People. Friends. Readers: We have taken 225 instruments, violins, violas, cellos, bass, over a hundred metal music stands, heavy bass racks, an entire desk, a cabinet full of music – 17 years of stuff accumulated – and somehow sorted and reinstalled in less than two time ! We moved and mixed 140 chairs. There were lines of volunteers passing instruments like we were in the middle of a hurricane emergency passing water or sandbags or whatever one might need in a difficult situation. We laughed. We told fun stories about FYO’s past. We laughed again and I discovered the art of letting people do what they do best.
Until Friday, I thought my biggest weakness was delegating. Friday made me forget. Everyone benefits when the strengths of others are given the freedom to flourish.
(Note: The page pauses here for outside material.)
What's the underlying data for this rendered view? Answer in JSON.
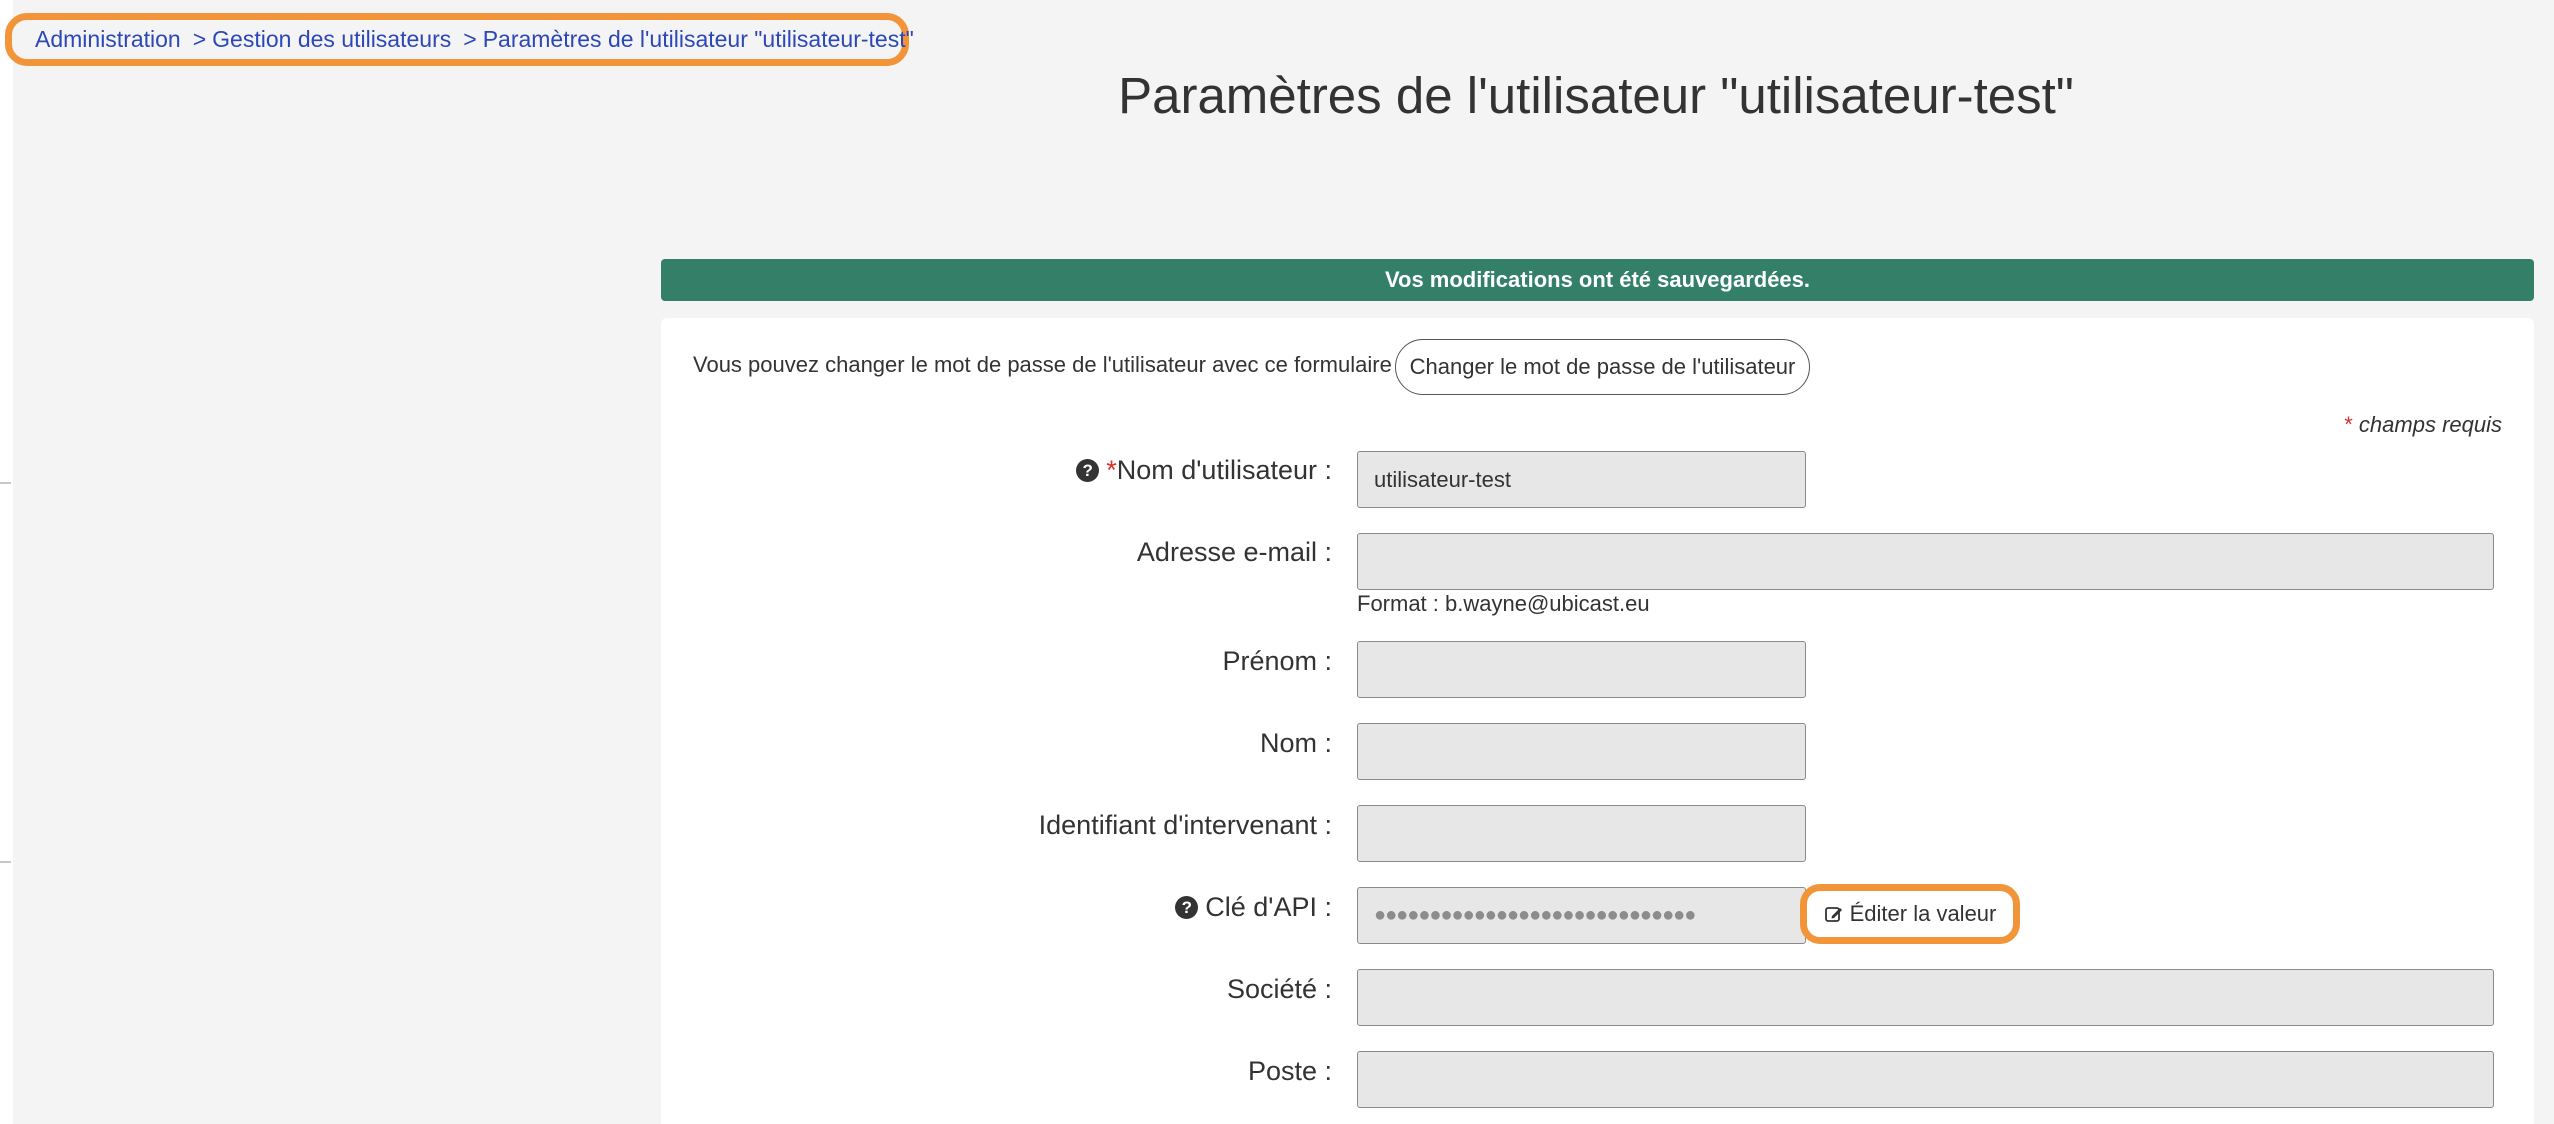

I don’t know where the wisdom comes from, but I asked two other lovely moms to complete my service. I knew that if I did, I would take too long to think about tiny little things, reminisce, and be emotionally torn apart by every item I could put in a box. They packed what I hadn’t finished so far as a gift for me personally.
I keep my mind filled with modesty, humility. I don’t take anything for granted. I am also realistic. I don’t always believe people will stand up when you call for help, not with such little notice, not with such uncertainty, and not on the first day of a break. But on Friday, I learned that the mission of the Flagler Youth Orchestra is and always has been felt by those we serve, that if I need them, they will come. Our families, our student body, have a life of their own. They’re a little excited too. It’s bigger than me or any teacher.
Cultivate mission. Ensuring the spaces and teaching that give students a lifelong skill and love of music. That’s all I care about.
So, with the deepest sense of gratitude and wild hope for the future, I share my thanks, appreciation and joy with those who helped Friday and those we serve. Let the music cheer in April! I can not wait.
Post Scriptum: The above piece originally appeared in a slightly different form on Cheryl Tristam’s Facebook page, to which Janet Valentine, Superintendent Flagler between 2010 and 2013 before her retirement in North Carolina, and a strong supporter of the program then and since, wrote in a comment, “Great job 👍 I always thought the ropes program was such an asset to the youth of Flagler County. There was never a doubt in my mind that it was your passion that drove the program to the great success you have achieved.I was so impressed with the effect FYO had on its participants that I bought a violin for our grandson Vander who we raised I’m sorry to say there is no strings program in our local school system but he has been taking lessons for over five years and is a member of the local Junior Appalachian Musicians (JAM) It has greatly enriched his life and ours. I’m sure that your move will eventually work out and that you will continue to deliver a great program to everyone involved with FYO. »
Cheryl Tristam, a Palm Coast resident since 2001, has served as executive director of the Flagler Youth Orchestra, a Flagler County School District Special Project, since its inception by Superintendent Bill Delbrugge in 2005. Contact her by email here. Disclosure: Tristam is married to the editor of FlaglerLive.